    View details for DOI 10.1016/j.immuni.2014.07.008

    View details for Web of Science ID 000341455300010

    View details for PubMedID 25131532

    View details for PubMedCentralID PMC4188477

  • A negative feedback loop mediated by the Bcl6-cullin 3 complex limits Tfh cell differentiation JOURNAL OF EXPERIMENTAL MEDICINE Mathew, R., Mao, A., Chiang, A. H., Bertozzi-Villa, C., Bunker, J. J., Scanlon, S. T., McDonald, B. D., Constantinides, M. G., Hollister, K., Singer, J. D., Dent, A. L., Dinner, A. R., Bendelac, A. 2014; 211 (6): 1137-1151

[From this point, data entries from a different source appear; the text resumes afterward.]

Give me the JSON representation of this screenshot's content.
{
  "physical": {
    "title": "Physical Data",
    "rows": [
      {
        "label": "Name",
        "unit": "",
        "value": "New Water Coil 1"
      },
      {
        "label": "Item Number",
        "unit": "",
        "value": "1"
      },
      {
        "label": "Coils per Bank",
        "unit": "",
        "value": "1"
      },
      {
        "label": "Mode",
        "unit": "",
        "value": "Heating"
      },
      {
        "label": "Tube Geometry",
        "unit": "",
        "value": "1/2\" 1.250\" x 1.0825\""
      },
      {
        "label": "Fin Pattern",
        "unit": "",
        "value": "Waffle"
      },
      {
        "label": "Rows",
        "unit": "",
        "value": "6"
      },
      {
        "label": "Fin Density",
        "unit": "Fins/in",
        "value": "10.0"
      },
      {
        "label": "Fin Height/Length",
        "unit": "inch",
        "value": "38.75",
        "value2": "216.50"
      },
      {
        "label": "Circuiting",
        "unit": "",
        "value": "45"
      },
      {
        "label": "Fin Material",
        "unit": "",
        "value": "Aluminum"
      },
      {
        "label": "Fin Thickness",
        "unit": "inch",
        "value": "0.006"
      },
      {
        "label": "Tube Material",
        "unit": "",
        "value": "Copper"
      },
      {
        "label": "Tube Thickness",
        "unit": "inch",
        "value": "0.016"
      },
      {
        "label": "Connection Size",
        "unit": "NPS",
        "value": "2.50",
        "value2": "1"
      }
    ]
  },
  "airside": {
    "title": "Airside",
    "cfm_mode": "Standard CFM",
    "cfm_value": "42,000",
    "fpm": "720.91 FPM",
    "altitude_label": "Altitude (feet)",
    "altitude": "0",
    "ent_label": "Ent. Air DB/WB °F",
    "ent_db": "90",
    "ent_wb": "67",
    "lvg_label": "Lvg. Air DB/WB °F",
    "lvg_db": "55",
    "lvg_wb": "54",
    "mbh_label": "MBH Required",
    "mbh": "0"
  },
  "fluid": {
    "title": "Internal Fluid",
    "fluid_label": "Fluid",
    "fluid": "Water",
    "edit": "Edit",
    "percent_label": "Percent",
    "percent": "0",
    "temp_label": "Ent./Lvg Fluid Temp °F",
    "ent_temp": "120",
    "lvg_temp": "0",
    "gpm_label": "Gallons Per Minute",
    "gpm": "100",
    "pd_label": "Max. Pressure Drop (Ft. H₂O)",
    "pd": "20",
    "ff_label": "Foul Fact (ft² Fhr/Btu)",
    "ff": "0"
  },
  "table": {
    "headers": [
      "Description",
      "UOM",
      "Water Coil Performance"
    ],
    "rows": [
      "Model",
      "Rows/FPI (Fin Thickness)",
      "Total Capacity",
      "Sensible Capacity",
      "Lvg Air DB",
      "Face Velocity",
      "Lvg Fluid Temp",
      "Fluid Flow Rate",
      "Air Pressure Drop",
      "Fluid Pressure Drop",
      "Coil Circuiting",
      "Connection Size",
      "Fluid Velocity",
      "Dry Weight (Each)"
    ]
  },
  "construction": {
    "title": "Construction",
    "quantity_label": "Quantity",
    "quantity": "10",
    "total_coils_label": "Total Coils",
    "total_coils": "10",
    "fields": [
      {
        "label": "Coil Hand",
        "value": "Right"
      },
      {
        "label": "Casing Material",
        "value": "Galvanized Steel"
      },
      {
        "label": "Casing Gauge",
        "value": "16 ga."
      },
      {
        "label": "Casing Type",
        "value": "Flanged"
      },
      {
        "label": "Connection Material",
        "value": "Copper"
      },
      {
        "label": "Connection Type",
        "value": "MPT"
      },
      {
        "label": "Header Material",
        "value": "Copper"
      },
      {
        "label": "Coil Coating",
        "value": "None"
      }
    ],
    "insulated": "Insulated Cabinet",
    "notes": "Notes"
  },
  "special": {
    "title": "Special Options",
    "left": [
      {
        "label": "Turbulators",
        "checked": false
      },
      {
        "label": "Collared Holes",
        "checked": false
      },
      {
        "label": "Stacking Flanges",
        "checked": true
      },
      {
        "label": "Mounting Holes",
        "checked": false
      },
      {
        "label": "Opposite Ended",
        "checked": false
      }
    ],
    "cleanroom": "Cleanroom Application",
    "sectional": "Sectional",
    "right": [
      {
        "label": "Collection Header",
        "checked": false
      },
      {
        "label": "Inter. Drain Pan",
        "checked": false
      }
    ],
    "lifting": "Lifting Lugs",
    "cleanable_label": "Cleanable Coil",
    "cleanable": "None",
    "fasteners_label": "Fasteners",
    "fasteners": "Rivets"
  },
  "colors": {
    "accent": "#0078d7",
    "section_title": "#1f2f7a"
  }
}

    Induction of Bcl6 (B cell lymphoma 6) is essential for T follicular helper (Tfh) cell differentiation of antigen-stimulated CD4(+) T cells. Intriguingly, we found that Bcl6 was also highly and transiently expressed during the CD4(+)CD8(+) (double positive [DP]) stage of T cell development, in association with the E3 ligase cullin 3 (Cul3), a novel binding partner of Bcl6 which ubiquitinates histone proteins. DP stage-specific deletion of the E3 ligase Cul3, or of Bcl6, induced the derepression of the Bcl6 target genes Batf (basic leucine zipper transcription factor, ATF-like) and Bcl6, in part through epigenetic modifications of CD4(+) single-positive thymocytes. Although they maintained an apparently normal phenotype after emigration, they expressed increased amounts of Batf and Bcl6 at basal state and produced explosive and prolonged Tfh responses upon subsequent antigen encounter. Ablation of Cul3 in mature CD4(+) splenocytes also resulted in dramatically exaggerated Tfh responses. Thus, although previous studies have emphasized the essential role of Bcl6 in inducing Tfh responses, our findings reveal that Bcl6-Cul3 complexes also provide essential negative feedback regulation during both thymocyte development and T cell activation to restrain excessive Tfh responses.

    View details for DOI 10.1084/jem.20132267

    View details for Web of Science ID 000337364500011

    View details for PubMedID 24863065

    View details for PubMedCentralID PMC4042651

  • N-5-Phosphonoacetyl-L-ornithine (PALO): A convenient synthesis and investigation of influence on regulation of amino acid biosynthetic genes in Saccharomyces cerevisiae BIOORGANIC & MEDICINAL CHEMISTRY LETTERS Johnson, B., Steadman, R., Patefield, K. D., Bunker, J. J., Atkin, A. L., Dussault, P. 2011; 21 (8): 2351-2353


    A scalable four-step synthesis of the ornithine transcarbamylase inhibitor N(5)-phosphonoacetyl-l-ornithine (PALO) is achieved through boroxazolidinone protection of ornithine. Investigations in the model organism Saccharomyces cerevisiae found that, in contrast to a previous report, PALO did not influence growth rate or expression of genes involved in arginine metabolism.

    View details for DOI 10.1016/j.bmcl.2011.02.081

    View details for Web of Science ID 000289074700037

    View details for PubMedID 21421312